Drag force opposes motion in proportion to the square of the speed. The associated work is negative, meaning energy must leave the system.

(10) 10 |

Bicycle racing is highly competitive; plenty of money is spent preparing riders and testing equipment. Approximate numbers for the drag coefficient for all aspects of performance are determined for each rider/cycle-combination. The frontal area of this investigation is 0.6m^{2}, the density of air as 1.2kg/m^{3} and the drag coefficient, **C**_{drag} equals 0.88. (For the sake of simplicity, We will use only one number for drag coefficient). This information entered into the equation yields a result suitable for any phase of a race.(all_phases)

(11) 11 |

Eqn-11 is our general equation. It applies to the three cases.

**Time Trial Power** The rider completes a ride of 6.1 kilometers in 6 minutes and 52 seconds or an average speed of 14 meters per second. Calculate the steady watts of physical energy expended during the race. Since the time trial events occur on horizontal roads, potential energy changes equal zero.

(12) 12 |

The power is negative meaning the energy of the rider decreases.

**Constant Speed of Climb:**
During climb, the rider/cycle system will experience a steady rate of potential energy change equal to the mass times gravity times the vertical component of the road speed.

An intermediate calculation is needed:

(13) 13 |

(14) e14 |

Now return to the climb. We assume the rider capable of delivering the same sustained power in climbing as for the time trial. The grade is 7 in 100. Eqn-14 defined that power need. Drag (right-of-equality) changes as the speed cubed.

(15) e13a1 |

(16) e13a2 |

A factor of the rate of potential energy change of the rider and Potential energy of the rider and cycle are related to road speed. The uphill grade is 7%. We Our energy equation we realize rate of climb is part of road speed. We can write dPE/dt in terms of the cycle speed and the grade of the slope.

We will apply this energy equation for the constant speed events of time trial, downhill coast, and climb.

**Constant Speed Downhill:** The grade at 10% represents a steep, dangerous downhill. Our cyclist (no madman) will rest and coast.

(17) e17 |

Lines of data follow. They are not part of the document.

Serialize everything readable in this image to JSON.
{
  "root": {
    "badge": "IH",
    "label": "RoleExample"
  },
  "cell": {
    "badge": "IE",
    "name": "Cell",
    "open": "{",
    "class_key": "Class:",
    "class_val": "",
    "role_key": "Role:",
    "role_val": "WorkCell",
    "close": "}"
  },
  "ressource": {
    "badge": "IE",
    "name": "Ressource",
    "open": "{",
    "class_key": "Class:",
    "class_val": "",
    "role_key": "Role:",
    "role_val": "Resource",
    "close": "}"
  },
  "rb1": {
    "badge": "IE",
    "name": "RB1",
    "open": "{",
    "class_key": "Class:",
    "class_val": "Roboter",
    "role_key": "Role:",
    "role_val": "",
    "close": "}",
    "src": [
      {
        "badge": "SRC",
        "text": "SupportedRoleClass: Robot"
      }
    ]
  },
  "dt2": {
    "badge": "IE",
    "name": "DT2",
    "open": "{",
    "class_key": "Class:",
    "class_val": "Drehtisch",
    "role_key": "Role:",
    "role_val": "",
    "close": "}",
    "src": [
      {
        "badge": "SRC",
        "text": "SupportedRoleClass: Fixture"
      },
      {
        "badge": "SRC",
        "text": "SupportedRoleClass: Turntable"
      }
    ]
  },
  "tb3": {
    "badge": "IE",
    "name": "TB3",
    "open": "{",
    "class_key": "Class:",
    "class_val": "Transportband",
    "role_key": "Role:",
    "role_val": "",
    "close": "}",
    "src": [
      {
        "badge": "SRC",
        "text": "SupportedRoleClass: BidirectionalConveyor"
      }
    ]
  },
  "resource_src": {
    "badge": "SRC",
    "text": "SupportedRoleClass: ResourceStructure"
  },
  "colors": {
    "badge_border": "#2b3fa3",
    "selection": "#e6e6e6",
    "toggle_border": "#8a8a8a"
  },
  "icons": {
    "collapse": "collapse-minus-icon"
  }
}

**About assumptions:** Though we dislike assumptions, the task of engineering analysis is to arrive at some answer. If, while analyzing things that might happen, one arrives in a mental corner, assumption can be a substitute for despair. Reasonable assumptions are preferred, of course. Necessary assumptions distort the consideration to some other situation; what is the new situation. When progress seems impossible. If an absurd assumption comes to mind and is applied to the model of physical reality - mathematical nonsense should result.

The events of a bicycle race are explained simplistically as "the cyclist expends physical (metabolic) energy to move himself/herself and the cycle along a road and through the surrounding air. In places the road is flat and further along there are hills that must be climbed. Descents from hilltops are the easiest events of a cyclist's race.

Racers describe their racing as having three types: time trial, climbing, and downhill. In this example we compare the three phases at those times, at instances for which speed of the cyclist/cycle system is constant.

Premise presently unwritted!